George Will’s April 18, 2018, column is on the new movie, “The Little Pink House,” about the Kelo case, in which eminent domain was granted for commercial developers. Will characterizes it as “a bite-your-nails true-story thriller featuring heroes, villains and a history-making struggle over . . . the Constitution’s takings clause.” Those of us dealing with greedy pipeline developers know all about being on the receiving end of eminent domain lawsuits filed by for-profit companies arguing that their pipelines carrying fossil fuel are for the public good.
Will explains the background of the 1998 New London CT case, where a private development company wanted to entice big pharmaceutical company Pfizer to locate on land in a blue-collar residential neighborhood, and the city of New London allowed the development company “to wield the awesome, potentially life-shattering power of eminent domain if, as happened, it failed to persuade all the homeowners to sell for an upscale private development to ‘complement’ Pfizer’s facility. Some, led by Susette Kelo…, refused.”
Kelo vs City of New London, lost in the Connecticut Supreme Court in a 4-3 decision, then went on to the US Supreme Court, which, in a 5-4 decision, accepted the state court’s arguments, virtually erasing the Constitution’s circumscription of government’s eminent-domain power.

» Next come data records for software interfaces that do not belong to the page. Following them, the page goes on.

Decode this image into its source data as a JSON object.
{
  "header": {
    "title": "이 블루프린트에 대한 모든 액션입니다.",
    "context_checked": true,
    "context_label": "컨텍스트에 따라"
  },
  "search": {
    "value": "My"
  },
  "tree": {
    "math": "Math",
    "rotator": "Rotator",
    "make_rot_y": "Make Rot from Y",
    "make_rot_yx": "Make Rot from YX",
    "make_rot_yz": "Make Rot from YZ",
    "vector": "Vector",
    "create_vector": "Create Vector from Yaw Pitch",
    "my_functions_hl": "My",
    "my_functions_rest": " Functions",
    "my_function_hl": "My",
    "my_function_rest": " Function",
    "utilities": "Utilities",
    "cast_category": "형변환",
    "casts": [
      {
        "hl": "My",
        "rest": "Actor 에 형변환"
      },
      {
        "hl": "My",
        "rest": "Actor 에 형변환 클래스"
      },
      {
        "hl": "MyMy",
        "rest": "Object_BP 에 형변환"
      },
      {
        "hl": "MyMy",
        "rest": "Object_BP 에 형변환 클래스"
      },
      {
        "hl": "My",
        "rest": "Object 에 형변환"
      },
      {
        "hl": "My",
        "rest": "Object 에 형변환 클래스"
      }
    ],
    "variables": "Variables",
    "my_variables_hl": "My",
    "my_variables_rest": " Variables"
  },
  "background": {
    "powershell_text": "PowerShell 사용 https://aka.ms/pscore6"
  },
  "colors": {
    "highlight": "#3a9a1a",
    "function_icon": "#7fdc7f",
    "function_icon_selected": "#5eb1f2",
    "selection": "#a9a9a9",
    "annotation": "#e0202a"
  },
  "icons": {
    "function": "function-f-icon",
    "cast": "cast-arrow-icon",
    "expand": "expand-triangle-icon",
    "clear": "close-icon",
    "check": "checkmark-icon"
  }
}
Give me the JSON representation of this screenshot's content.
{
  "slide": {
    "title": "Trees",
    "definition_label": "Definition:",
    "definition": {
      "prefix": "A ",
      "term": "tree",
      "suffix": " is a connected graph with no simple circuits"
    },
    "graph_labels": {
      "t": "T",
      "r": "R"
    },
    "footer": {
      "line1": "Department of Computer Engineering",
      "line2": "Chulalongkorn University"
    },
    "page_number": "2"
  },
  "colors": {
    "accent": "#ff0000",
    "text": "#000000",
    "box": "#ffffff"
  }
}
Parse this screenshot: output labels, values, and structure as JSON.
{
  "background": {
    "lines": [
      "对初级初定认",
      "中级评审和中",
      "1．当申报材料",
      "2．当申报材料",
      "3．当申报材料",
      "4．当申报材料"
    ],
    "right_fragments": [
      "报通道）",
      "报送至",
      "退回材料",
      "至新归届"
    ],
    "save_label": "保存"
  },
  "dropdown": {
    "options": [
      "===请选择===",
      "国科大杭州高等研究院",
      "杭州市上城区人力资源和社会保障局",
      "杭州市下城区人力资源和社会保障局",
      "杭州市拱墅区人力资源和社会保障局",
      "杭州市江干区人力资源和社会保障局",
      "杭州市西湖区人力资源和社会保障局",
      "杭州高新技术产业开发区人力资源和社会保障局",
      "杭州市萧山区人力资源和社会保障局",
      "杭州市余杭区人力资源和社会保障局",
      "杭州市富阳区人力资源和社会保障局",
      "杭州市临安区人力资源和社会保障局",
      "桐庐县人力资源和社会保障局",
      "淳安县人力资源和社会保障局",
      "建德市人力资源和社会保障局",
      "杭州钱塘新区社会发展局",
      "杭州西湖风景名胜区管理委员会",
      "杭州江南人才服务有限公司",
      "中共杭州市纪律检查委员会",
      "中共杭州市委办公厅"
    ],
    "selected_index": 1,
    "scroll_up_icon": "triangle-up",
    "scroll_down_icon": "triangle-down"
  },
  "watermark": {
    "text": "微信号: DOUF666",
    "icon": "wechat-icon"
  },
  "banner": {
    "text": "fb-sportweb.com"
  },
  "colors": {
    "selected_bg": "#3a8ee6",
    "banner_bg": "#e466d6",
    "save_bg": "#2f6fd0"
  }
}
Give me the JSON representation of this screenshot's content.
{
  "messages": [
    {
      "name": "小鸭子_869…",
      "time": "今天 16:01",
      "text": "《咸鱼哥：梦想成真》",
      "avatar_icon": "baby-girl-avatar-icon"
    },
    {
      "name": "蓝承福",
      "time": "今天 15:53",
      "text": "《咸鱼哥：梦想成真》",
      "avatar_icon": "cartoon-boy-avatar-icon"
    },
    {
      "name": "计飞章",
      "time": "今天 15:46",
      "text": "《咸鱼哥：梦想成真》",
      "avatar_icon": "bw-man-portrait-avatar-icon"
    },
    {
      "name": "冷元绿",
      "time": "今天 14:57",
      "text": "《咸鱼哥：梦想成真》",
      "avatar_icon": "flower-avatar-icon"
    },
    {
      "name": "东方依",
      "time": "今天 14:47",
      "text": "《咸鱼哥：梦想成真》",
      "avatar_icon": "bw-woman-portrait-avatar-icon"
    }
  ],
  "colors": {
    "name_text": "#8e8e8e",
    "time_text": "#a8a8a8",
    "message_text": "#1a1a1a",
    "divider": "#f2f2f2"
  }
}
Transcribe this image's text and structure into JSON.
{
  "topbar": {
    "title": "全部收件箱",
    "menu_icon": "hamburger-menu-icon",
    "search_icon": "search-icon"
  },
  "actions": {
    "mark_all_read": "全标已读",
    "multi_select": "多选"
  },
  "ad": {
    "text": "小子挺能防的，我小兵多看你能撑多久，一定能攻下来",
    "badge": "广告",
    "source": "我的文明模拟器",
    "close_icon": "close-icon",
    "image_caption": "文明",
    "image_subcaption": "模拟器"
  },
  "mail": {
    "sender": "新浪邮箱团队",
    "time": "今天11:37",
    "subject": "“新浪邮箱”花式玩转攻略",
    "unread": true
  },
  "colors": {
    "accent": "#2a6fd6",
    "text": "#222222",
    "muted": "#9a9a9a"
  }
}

Will summarizes the Court’s action: “To seize Kelo’s pink house, New London did not assert blight. Instead, it argued that ‘public use’ is synonymous with ‘public benefit,’ and that the public would benefit more from Pfizer paying more taxes than would Kelo and her neighbors. During oral arguments, Justice Antonin Scalia distilled New London’s argument: ‘You can take from A to give to B if B pays more taxes.’ In a dissent joined by Chief Justice William H. Rehnquist and Justices Clarence Thomas and Scalia, Justice Sandra Day O’Connor warned that the decision’s consequences ‘will not be random’: Factions whose affluence makes them desirable taxpayers and whose political influence makes them politically potent will join governments in seizing the property of low-income citizens who are not as lucrative for local governments.”
The decision gave government officials the power to bulldoze a neighborhood for the benefit of a multibillion-dollar corporation. Which they did. BUT THEN – the project that prompted the lawsuit, for which people lost their homes, and for which the residential area was bulldozed, never happened.
Sound like a familiar strategy? You bet it does!
Read George Will’s full column here.
Watch the movie trailer here.